  • EVGA Z390 FTW Motherboard Review


    Board Layout and Features

    The FTW is following the familiar EVGA color scheme of Black on Black with a new I/O cover design and color borrowed from the Z370.  The new cover is an anodized part and is used to hide the ugly I/O connections and tie the two VRM heatsinks together, at least visually.  Each heatsink is a proper cooling block and used to cool one set of mosfets.  I say proper because these are no longer large ornate blocks of metal but instead real heatsinks designed to dissipate heat.

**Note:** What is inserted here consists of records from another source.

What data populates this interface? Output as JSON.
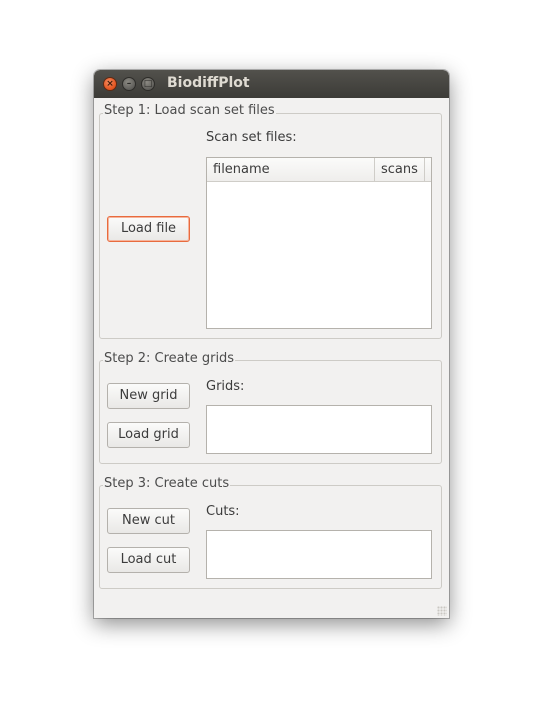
{
  "window": {
    "title": "BiodiffPlot",
    "controls": {
      "close_glyph": "×",
      "minimize_glyph": "–",
      "maximize_glyph": "□"
    }
  },
  "step1": {
    "title": "Step 1: Load scan set files",
    "load_button": "Load file",
    "list_label": "Scan set files:",
    "columns": [
      "filename",
      "scans"
    ],
    "rows": []
  },
  "step2": {
    "title": "Step 2: Create grids",
    "new_button": "New grid",
    "load_button": "Load grid",
    "list_label": "Grids:",
    "items": []
  },
  "step3": {
    "title": "Step 3: Create cuts",
    "new_button": "New cut",
    "load_button": "Load cut",
    "list_label": "Cuts:",
    "items": []
  },
  "colors": {
    "focus_accent": "#e86b3e",
    "close_button": "#e2521d",
    "titlebar": "#3c3b37",
    "window_bg": "#f2f1f0"
  }
}
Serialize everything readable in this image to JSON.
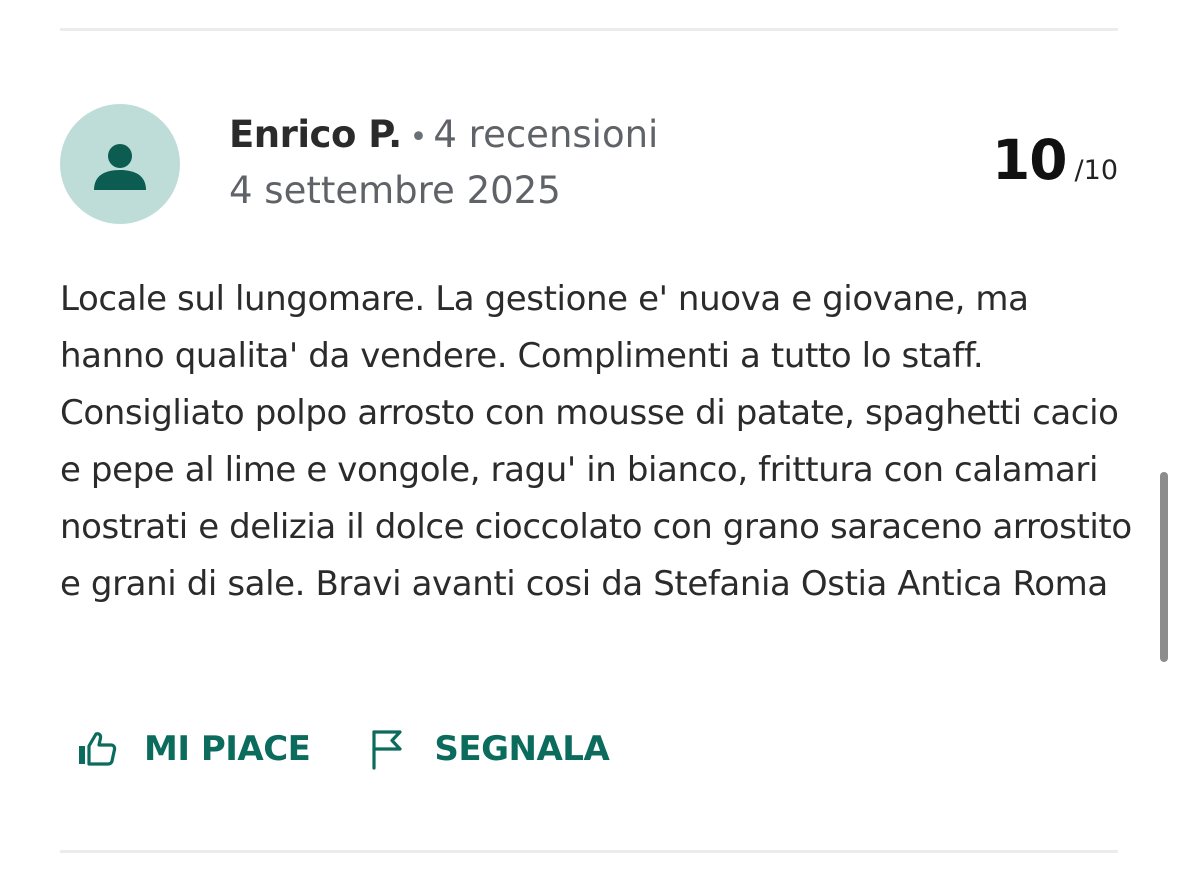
{
  "review": {
    "author": "Enrico P.",
    "separator": "•",
    "review_count": "4 recensioni",
    "date": "4 settembre 2025",
    "score": "10",
    "score_max": "/10",
    "text": "Locale sul lungomare. La gestione e' nuova e giovane, ma hanno qualita' da vendere. Complimenti a tutto lo staff. Consigliato polpo arrosto con mousse di patate, spaghetti cacio e pepe al lime e vongole, ragu' in bianco, frittura con calamari nostrati e delizia il dolce cioccolato con grano saraceno arrostito e grani di sale. Bravi avanti cosi da Stefania Ostia Antica Roma"
  },
  "actions": {
    "like_label": "MI PIACE",
    "report_label": "SEGNALA"
  },
  "icons": {
    "avatar": "user-icon",
    "like": "thumbs-up-icon",
    "report": "flag-icon"
  },
  "colors": {
    "accent": "#0b6b5d",
    "avatar_bg": "#bfddd8",
    "avatar_fg": "#0d5c52",
    "muted_text": "#5f6368"
  }
}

    Flipping the motherboard can tell us a lot about how it is constructed including where some of the major chips are located.  As with most EVGA motherboards every PCI Express slot is fully wired meaning that the full slot width is soldered to the PCB.  That doesn't always mean each slot comes with full set of PCI Express bandwidth.

    EVGA has included a very interesting VRM that looks to be 10 phases (11 from the EVGA documentation) with two chokes being a different capacity.  In terms of overall size of the VRM is rather small for an LGA 1151 motherboard, or at least compared to the ones I normally review.

    The area around the CPU socket is very well organized with very few components making it perfect for those who experiment with alternative cooling methods.  Depending on your cooling choices the smaller VRM might actually look better especially considering that most of the dark parts will be obscured.

    Behind the VRM cooler you'll find the CPU Power connections comprised of a single 8-pin power connector.  Access to the connector is good however; removing the cable is difficult since the I/O cover doesn’t allow any fingers to get to the other side of the plug.  I have always tested motherboards on an open bench so everything is easily accessible and even with all that room the wire was still difficult to remove.